As poker tilts young, seniors still can be all-in

Dorothy Canada sat down at a table Friday afternoon for the Seniors Championship at the World Series of Poker, scanned those playing alongside her and immediately began an evaluation process.

Her goal: Discover which chairs would produce the most dead money.

“There are some half-dead people and a lot of dead money,” she said. “From the minute I sit down, I basically try to figure out who is a good player and who isn’t and what weaknesses I can prey on.”

Was she assigned a strong table?

“Please,” she said. “There is one other good player, and the rest are wondering when they can eat and go to the bathroom.”

Canada is 59 and from Las Vegas, all sweet on the outside and more of a shark than any billionaire on reality television on the inside. She was back to even on chips when the first break came two hours into play at the Rio Convention Center, when thousands of players 50 years and older from all parts of the globe were afforded those snack and restroom breaks.

Poker might be proving to be more and more a young person’s game, but don’t tell that to many who packed three ballrooms here to chase a prize pool of nearly $4 million.

The winner — who might not be determined until Monday — will walk away with $634,809. That’s almost 635 times the buy-in of $1,000, and the top six finishers each will win at least $100,000.

That’s some nice change, no matter the date on a birth certificate.

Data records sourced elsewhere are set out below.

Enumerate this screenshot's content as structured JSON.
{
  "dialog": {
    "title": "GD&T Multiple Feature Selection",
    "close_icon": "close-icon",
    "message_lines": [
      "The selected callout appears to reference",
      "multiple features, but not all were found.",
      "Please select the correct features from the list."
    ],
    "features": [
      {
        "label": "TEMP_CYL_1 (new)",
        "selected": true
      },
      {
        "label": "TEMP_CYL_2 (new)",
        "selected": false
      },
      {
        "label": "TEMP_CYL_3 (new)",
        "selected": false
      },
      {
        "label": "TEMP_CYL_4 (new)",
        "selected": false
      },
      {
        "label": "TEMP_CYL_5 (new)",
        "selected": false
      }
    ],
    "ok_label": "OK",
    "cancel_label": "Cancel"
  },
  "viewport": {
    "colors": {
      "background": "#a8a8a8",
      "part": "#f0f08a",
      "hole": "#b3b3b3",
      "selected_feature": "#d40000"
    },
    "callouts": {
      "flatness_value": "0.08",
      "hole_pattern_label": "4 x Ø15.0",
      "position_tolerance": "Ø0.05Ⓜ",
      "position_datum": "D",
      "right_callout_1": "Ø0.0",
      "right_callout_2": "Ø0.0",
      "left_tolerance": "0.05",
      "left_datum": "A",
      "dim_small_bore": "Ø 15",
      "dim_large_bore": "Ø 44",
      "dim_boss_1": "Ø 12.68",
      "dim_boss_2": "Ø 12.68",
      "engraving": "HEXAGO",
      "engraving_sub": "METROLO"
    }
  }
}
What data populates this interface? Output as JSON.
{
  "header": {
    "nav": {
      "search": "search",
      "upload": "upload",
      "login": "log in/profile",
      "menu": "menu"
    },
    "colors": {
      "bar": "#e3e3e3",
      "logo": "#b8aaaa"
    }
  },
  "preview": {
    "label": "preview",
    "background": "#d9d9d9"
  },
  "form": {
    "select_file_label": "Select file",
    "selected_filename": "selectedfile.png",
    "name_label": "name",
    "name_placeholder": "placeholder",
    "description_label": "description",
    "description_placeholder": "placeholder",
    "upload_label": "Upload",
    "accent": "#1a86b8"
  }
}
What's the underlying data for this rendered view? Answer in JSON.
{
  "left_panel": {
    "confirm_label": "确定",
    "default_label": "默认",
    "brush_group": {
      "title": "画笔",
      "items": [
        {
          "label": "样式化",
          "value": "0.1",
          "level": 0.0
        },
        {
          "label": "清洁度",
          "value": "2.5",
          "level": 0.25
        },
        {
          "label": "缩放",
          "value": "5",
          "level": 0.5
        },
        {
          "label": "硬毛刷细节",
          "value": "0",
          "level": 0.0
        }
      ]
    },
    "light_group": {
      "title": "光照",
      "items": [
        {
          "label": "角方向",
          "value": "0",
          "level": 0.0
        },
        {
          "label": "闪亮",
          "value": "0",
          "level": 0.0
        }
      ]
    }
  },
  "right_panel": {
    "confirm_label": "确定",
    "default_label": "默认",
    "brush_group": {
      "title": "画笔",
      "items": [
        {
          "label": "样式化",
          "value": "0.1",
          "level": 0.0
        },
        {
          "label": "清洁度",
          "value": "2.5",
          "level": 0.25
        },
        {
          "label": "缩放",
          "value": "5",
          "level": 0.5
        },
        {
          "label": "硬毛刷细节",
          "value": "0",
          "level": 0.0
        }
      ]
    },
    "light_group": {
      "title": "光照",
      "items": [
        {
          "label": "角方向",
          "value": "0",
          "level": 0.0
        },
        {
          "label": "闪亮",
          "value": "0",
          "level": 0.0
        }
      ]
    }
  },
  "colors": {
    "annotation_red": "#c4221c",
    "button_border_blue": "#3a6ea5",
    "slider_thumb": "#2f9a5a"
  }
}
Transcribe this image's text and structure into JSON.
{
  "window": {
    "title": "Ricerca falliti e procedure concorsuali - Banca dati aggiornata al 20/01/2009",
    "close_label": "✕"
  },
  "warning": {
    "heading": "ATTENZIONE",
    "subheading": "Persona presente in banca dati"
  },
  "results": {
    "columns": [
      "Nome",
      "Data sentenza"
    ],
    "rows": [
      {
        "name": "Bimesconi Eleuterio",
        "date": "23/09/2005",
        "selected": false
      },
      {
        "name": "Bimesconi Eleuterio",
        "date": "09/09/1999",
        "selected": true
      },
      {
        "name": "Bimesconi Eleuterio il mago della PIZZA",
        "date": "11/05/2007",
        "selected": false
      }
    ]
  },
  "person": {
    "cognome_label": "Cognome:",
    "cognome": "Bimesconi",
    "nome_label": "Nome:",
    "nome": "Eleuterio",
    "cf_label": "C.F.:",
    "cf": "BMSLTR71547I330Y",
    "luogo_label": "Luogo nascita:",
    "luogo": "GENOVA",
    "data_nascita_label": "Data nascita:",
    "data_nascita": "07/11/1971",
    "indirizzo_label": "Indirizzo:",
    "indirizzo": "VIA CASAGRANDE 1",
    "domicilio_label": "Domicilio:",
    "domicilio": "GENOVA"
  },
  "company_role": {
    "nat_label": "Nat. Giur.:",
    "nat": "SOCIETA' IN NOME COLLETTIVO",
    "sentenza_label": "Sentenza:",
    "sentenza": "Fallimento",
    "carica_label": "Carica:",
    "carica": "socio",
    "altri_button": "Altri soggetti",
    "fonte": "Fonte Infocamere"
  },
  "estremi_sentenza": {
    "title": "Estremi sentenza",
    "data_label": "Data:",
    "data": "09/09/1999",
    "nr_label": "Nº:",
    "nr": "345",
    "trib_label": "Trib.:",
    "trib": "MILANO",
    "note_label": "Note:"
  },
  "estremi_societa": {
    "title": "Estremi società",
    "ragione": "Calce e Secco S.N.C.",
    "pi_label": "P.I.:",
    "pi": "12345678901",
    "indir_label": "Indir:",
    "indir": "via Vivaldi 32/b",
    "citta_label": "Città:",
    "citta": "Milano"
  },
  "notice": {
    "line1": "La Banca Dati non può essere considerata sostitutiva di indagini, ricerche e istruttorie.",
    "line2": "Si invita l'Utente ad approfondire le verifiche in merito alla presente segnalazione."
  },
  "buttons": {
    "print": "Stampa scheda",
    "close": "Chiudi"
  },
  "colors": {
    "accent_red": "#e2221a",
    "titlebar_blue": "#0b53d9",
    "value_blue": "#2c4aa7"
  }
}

The Seniors Championship was added to the WSOP in 2001 and has seen a spike in attendance each ensuing summer, from 340 entries 12 years ago to the record 4,407 who gathered to begin play Friday.

It’s true that as technology has improved, peach-fuzz kids who are far savvier in their use of the Internet can zip around the Web gaining experience and seeing more hands in a week than live players might in a year.

Poker at its highest level definitely favors the young now, those with fewer responsibilities and more able to handle the often-bizarre hours needed to become consistently good.

Example: The past five winners of the Main Event hadn’t yet reached a 25th birthday when winning their final hand. Doyle Brunson is the 79-year-old Hall of Famer who is tied for second all time with 10 WSOP bracelets.

His last one came in 2005.

You would think that with age comes patience, that with experience comes composure, that the older one is, the smarter a player he or she becomes.

But you still can’t control cards.

Joe Goldwasser discovered this again Friday, when not an hour into the Seniors Championship, the 89-year-old retired dentist from North Carolina went all-in with pocket queens. Another at his table called the raise and had a jack fall on the river for three of a kind.

Goldwasser then walked slowly across the convention hall to his cousin, Herman Moonves, who still was playing as the event’s oldest player at 92.

“I’ve got another bad-beat story for you,” Goldwasser told Moonves.

Moonves was playing the event for the first time but began trading cards with games of five-card stud at age 17 while growing up in Brooklyn, N.Y. He thinks Goldwasser is a good player who can hold his own most days with younger competitors but agrees poker has undergone a serious generational shift.

“I watch it all the time on TV, and you have these 20-, 23-, 25-year-olds winning championships,” said Moonves, who has lived in California since 1979 and is the father of CBS president/CEO Leslie Moonves. “But I like the excitement of it. I’m a born gambler. I want to come here, last at least a day and enjoy myself. I work out at the YMCA every day. I can’t walk very far, but I don’t get tired.”

Neither does Canada. She has an errand-running business locally and has played poker for 27 years. Just don’t tell her she can’t compete.

“It’s anyone’s game,” she said. “Sometimes, I think experience is better than being younger and playing a thousand hands a day. In the end, the cream rises to the top, no matter how old you are. They’re going to pay a lot of spots with the (seniors) turnout this year, so that’s good. I’ll be (disappointed) if I don’t finish in the money, but that’s poker.

“No matter what, I’ll live to play another day.”

Live to discover more dead money at her table. And, hopefully, no dead bodies.

Las Vegas Review-Journal sports columnist Ed Graney can be reached at or 702-383-4618. He can be heard from 11 a.m. to 2 p.m. Monday through Friday on “Gridlock,” ESPN 1100 and 98.9 FM. Follow him on Twitter: @edgraney.